Senate Minority Leader Republican Mitch McConnell responds to a question on Capitol Hill in Washington D.C., March 25, 2014.
Michael Reynolds/EPA

McConnell tries a blast from the past

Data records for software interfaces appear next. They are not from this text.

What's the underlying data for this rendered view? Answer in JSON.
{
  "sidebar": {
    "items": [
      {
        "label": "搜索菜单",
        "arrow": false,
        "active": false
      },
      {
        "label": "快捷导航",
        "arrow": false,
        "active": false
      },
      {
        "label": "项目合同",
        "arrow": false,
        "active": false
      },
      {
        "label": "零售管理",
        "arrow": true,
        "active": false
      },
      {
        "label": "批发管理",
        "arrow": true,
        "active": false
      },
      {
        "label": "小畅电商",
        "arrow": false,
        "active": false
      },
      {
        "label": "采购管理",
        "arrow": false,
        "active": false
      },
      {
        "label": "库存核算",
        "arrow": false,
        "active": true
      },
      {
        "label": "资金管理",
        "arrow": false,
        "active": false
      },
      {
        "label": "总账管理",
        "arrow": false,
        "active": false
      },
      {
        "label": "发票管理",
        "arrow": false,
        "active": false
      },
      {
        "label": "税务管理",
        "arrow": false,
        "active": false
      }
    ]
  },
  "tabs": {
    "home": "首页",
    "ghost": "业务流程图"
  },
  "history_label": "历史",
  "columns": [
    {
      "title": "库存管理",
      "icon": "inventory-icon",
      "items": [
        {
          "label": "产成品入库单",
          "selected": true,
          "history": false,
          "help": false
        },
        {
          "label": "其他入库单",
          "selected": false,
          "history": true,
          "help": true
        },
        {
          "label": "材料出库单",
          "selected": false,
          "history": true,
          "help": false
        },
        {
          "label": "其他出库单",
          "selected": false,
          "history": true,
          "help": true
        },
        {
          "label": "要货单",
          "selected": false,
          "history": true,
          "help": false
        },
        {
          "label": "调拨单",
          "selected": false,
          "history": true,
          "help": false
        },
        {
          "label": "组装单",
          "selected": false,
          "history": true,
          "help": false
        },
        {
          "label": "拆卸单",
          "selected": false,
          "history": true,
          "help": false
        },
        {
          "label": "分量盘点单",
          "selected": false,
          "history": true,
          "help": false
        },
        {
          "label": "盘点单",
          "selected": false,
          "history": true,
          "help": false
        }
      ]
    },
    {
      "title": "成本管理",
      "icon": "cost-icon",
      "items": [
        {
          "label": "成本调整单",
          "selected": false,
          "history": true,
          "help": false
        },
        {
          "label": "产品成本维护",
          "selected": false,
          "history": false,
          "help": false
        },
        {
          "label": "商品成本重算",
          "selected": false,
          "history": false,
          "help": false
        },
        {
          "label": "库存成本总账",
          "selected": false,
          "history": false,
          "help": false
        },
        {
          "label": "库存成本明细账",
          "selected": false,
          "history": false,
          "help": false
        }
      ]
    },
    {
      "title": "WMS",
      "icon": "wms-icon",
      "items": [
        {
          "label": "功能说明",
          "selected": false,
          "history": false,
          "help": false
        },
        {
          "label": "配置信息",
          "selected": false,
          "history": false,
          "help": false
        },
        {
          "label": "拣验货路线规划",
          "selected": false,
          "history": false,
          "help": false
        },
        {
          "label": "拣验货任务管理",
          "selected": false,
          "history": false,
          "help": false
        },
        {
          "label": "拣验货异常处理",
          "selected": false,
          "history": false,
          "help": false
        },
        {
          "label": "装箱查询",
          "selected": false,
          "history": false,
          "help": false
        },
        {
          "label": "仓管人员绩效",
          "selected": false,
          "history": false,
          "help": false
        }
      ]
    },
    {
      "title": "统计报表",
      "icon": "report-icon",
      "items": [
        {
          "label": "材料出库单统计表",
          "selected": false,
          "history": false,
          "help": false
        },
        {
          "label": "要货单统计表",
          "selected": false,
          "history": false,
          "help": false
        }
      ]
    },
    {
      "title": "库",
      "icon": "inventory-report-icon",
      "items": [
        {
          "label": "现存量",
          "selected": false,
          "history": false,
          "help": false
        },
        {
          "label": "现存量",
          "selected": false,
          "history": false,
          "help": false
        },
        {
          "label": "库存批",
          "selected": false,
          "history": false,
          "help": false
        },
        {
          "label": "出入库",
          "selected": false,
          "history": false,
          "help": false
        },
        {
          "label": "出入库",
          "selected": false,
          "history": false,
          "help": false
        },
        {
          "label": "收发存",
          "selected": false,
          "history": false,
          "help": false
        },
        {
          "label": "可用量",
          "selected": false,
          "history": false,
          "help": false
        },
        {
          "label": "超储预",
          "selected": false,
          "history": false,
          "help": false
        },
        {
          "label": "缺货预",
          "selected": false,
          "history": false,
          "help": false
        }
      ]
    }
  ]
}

Updated
Senate Minority Leader Mitch McConnell (R-Ky.) clearly seems to understand that the gender gap isn’t working in his favor right now, and so it’s understandable that he’d look for opportunities to make inroads with women voters. But McConnell keeps turning to an incident from 20 years ago, which is probably a bad idea.
 
In Kentucky right now, there’s a Democratic state senator, John Arnold, who was accused of sexual harassment. The state lawmaker was cleared by an ethics panel – though most of its members voted to find him guilty – so McConnell sees an opportunity.
McConnell contrasted the Arnold case to his own actions as head of the Senate Ethics Committee in the case of former Sen. Bob Packwood, who was accused to making unwanted advances toward Senate employees.
 
“I moved to expel him from the Senate,” McConnell said.”
The McConnell campaign has tried this before. The senator and his allies generally like to shy away from his legislative record – McConnell voted against the Violence Against Women Act, the Lilly Ledbetter Fair Pay, the Paycheck Fairness Act, etc. – but believe his handling of Bob Packwood’s scandal in the early 1990s shows that McConnell is capable of handling women’s issues appropriately. He may be on the wrong side of recent legislative fights, the argument goes, but at least in one case two decades ago, McConnell took a stand for women’s interests against the interests of one of his own GOP allies.
 
The trouble is, I remember the 1990s a lot differently.
 
As we’ve discussed before, the details matter. It doesn’t take too much Googling to find this New York Times editorial from 1995.
Under rising pressure to hold public hearings on accusations of sexual and official misconduct against Senator Bob Packwood, Senator Mitch McConnell, chairman of the Senate Ethics Committee, has resorted to bullying tactics that betray the committee’s nonpartisan mission.
 
Mr. McConnell, a Kentucky Republican, has threatened to begin hearings on accusations against Senator Tom Daschle, the Democratic minority leader, and into Senator Edward Kennedy’s 1969 Chappaquiddick tragedy if Senator Barbara Boxer of California keeps pushing for public hearings in the Packwood case.
 
The committee is still in the early stages of reviewing accusations that Mr. Daschle interceded improperly with Federal aviation inspectors on behalf of a friend. And raising Chappaquiddick at this stage, when there is no complaint pending against Mr. Kennedy, is game-playing. In any case, it is improper for Mr. McConnell to hold the Packwood matter hostage to unrelated issues. That is an abuse of his power as chairman.
To be sure, this was 18 years ago, and the fact that McConnell, even then, seemed to prioritize partisan games over his responsibilities is a story that’s probably run its course. There doesn’t seem to be much point, for example, for Alison Lundergan Grimes, his Democratic challenger, to base her campaign on the events of 1995.
 
But that’s not what’s going on here. Rather, McConnell is the one asking us to take a closer look at his handling of the Packwood scandal – as if he thinks it makes him look good.
 
It doesn’t.
 

Kentucky and Mitch McConnell

McConnell tries a blast from the past

Updated